brown mmsI recently read an article about one of my favorite bands from the 80’s Van Halen, and it made me think about a few methods I’ve put in place in my agency and the questions I receive about them.

First, if you are too young to know who Val Halen is, I’m very sorry, go straight to YouTube and come back to this post in a few months. If you know who and what I’m talking about you have probably heard the stories about their extensive and crazy concert contract rider. One of thenfunny things you hear about is the fact they had to have a bowl of M&M’s backstage but the caveat was no brown ones were allowed. If the band found any brown ones they could walk, contractually.
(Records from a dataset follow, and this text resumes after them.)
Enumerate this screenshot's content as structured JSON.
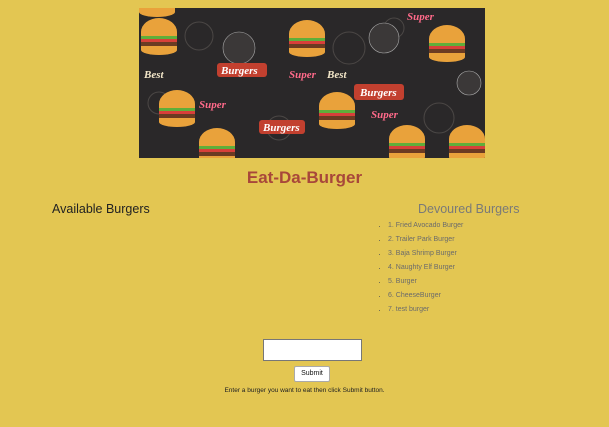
{
  "header": {
    "banner_alt": "Burgers pattern",
    "title": "Eat-Da-Burger"
  },
  "available": {
    "heading": "Available Burgers"
  },
  "devoured": {
    "heading": "Devoured Burgers",
    "items": [
      "1. Fried Avocado Burger",
      "2. Trailer Park Burger",
      "3. Baja Shrimp Burger",
      "4. Naughty Elf Burger",
      "5. Burger",
      "6. CheeseBurger",
      "7. test burger"
    ]
  },
  "form": {
    "input_value": "",
    "submit_label": "Submit",
    "instructions": "Enter a burger you want to eat then click Submit button."
  },
  "colors": {
    "background": "#e3c652",
    "title": "#a8473a"
  }
}
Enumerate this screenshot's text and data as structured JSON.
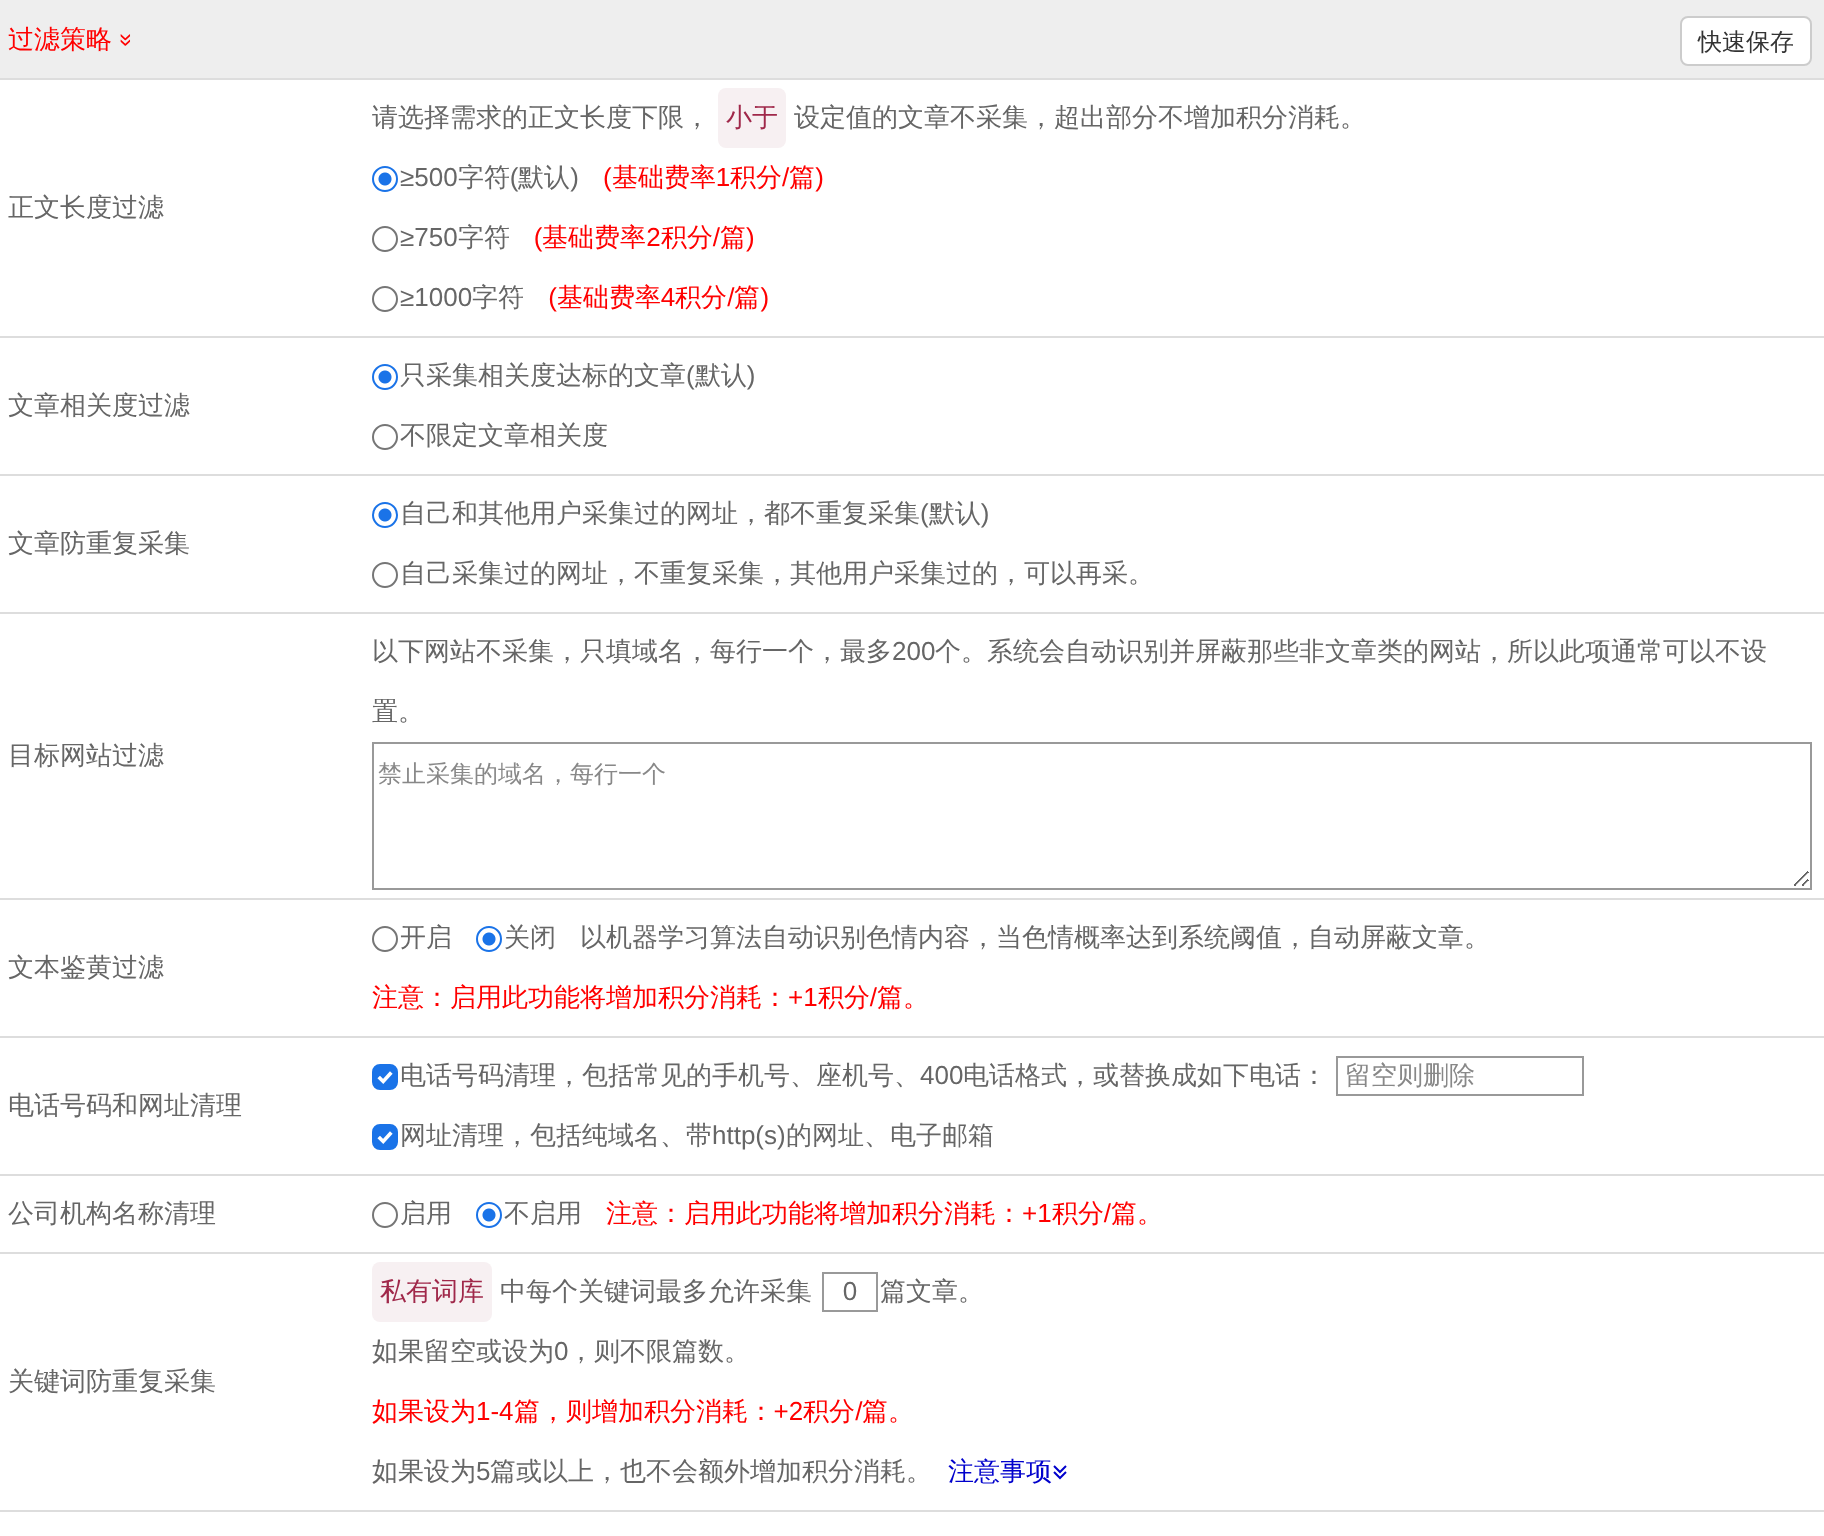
{
  "header": {
    "title": "过滤策略",
    "toggle": "»",
    "save_button": "快速保存"
  },
  "rows": [
    {
      "label": "正文长度过滤",
      "lines": [
        [
          {
            "kind": "text",
            "text": "请选择需求的正文长度下限，"
          },
          {
            "kind": "tag",
            "text": "小于"
          },
          {
            "kind": "text",
            "text": "设定值的文章不采集，超出部分不增加积分消耗。"
          }
        ],
        [
          {
            "kind": "radio",
            "label": "≥500字符(默认)",
            "selected": true
          },
          {
            "kind": "red",
            "text": "(基础费率1积分/篇)"
          }
        ],
        [
          {
            "kind": "radio",
            "label": "≥750字符",
            "selected": false
          },
          {
            "kind": "red",
            "text": "(基础费率2积分/篇)"
          }
        ],
        [
          {
            "kind": "radio",
            "label": "≥1000字符",
            "selected": false
          },
          {
            "kind": "red",
            "text": "(基础费率4积分/篇)"
          }
        ]
      ]
    },
    {
      "label": "文章相关度过滤",
      "lines": [
        [
          {
            "kind": "radio",
            "label": "只采集相关度达标的文章(默认)",
            "selected": true
          }
        ],
        [
          {
            "kind": "radio",
            "label": "不限定文章相关度",
            "selected": false
          }
        ]
      ]
    },
    {
      "label": "文章防重复采集",
      "lines": [
        [
          {
            "kind": "radio",
            "label": "自己和其他用户采集过的网址，都不重复采集(默认)",
            "selected": true
          }
        ],
        [
          {
            "kind": "radio",
            "label": "自己采集过的网址，不重复采集，其他用户采集过的，可以再采。",
            "selected": false
          }
        ]
      ]
    },
    {
      "label": "目标网站过滤",
      "lines": [
        [
          {
            "kind": "text",
            "text": "以下网站不采集，只填域名，每行一个，最多200个。系统会自动识别并屏蔽那些非文章类的网站，所以此项通常可以不设置。"
          }
        ],
        [
          {
            "kind": "textarea",
            "placeholder": "禁止采集的域名，每行一个"
          }
        ]
      ]
    },
    {
      "label": "文本鉴黄过滤",
      "lines": [
        [
          {
            "kind": "radio",
            "label": "开启",
            "selected": false
          },
          {
            "kind": "radio",
            "label": "关闭",
            "selected": true
          },
          {
            "kind": "text",
            "text": "以机器学习算法自动识别色情内容，当色情概率达到系统阈值，自动屏蔽文章。"
          }
        ],
        [
          {
            "kind": "red",
            "text": "注意：启用此功能将增加积分消耗：+1积分/篇。"
          }
        ]
      ]
    },
    {
      "label": "电话号码和网址清理",
      "lines": [
        [
          {
            "kind": "checkbox",
            "label": "电话号码清理，包括常见的手机号、座机号、400电话格式，或替换成如下电话：",
            "checked": true
          },
          {
            "kind": "input",
            "placeholder": "留空则删除"
          }
        ],
        [
          {
            "kind": "checkbox",
            "label": "网址清理，包括纯域名、带http(s)的网址、电子邮箱",
            "checked": true
          }
        ]
      ]
    },
    {
      "label": "公司机构名称清理",
      "lines": [
        [
          {
            "kind": "radio",
            "label": "启用",
            "selected": false
          },
          {
            "kind": "radio",
            "label": "不启用",
            "selected": true
          },
          {
            "kind": "red",
            "text": "注意：启用此功能将增加积分消耗：+1积分/篇。"
          }
        ]
      ]
    },
    {
      "label": "关键词防重复采集",
      "lines": [
        [
          {
            "kind": "tag",
            "text": "私有词库"
          },
          {
            "kind": "text",
            "text": "中每个关键词最多允许采集"
          },
          {
            "kind": "number",
            "value": "0"
          },
          {
            "kind": "text",
            "text": "篇文章。"
          }
        ],
        [
          {
            "kind": "text",
            "text": "如果留空或设为0，则不限篇数。"
          }
        ],
        [
          {
            "kind": "red",
            "text": "如果设为1-4篇，则增加积分消耗：+2积分/篇。"
          }
        ],
        [
          {
            "kind": "text",
            "text": "如果设为5篇或以上，也不会额外增加积分消耗。"
          },
          {
            "kind": "link",
            "text": "注意事项"
          }
        ]
      ]
    }
  ]
}
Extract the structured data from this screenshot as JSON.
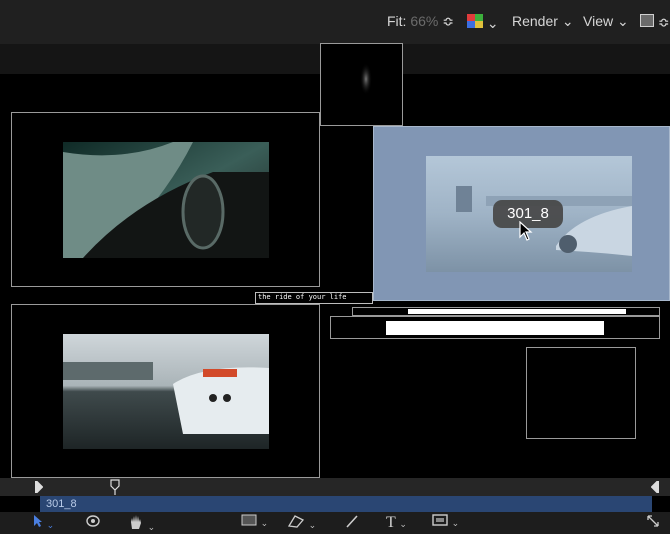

Now at first you are probably thinking, what prima donna’s, I mean really and their contract wasn’t a two page document, it was like the NYC phone book and this clause was buried somewhere in the middle. The genius portion of this comes once you hear the real reason they did it. It was to protect the band.

Apparently they were one of the first groups to tour the smaller venues, these venues often didn’t have the safety measures in place or have a stage that could handle the set. The band figured if the promoter didn’t read the contact all the way through and comply with something so small, they probably had bigger problems and most often they did. This saved the band countless PR nightmares,probably saved lives and the PR they did get just gave them more street cred as a crazy rock and roll band that would do what they wanted.

Ok, funny story, Russ, now what does it mean to me since Michael McLean is the only agent I know who has a list of demands like this?

Well, I’ve used this for years in my hiring process to weed out potential bad apples. While my list isn’t 500 pages long I do tell potential employees to do specific things like send your resume to a different email than my main one, don’t bring one by my office, answer these three questions in a different order than listed, mail in your resume on blue paper. You get the drift. I figure if someone can’t jump through a few easy hurdles when I’m hiring them, what level of attention to detail will they have when they get the job? My E/O is at stake with every new hire and every key stroke of an employee.

Now the Million Dollar question is, how can you insert brown M&M’s into your daily processes to make sure your staff are looking out for the details?

Checklists are great, so are tasks or automated follow up’s. Let’s hear how you are using this now, and the ideas you might get after reading this blog.

By the way, here is a link to the actual contact containing the M&M rider.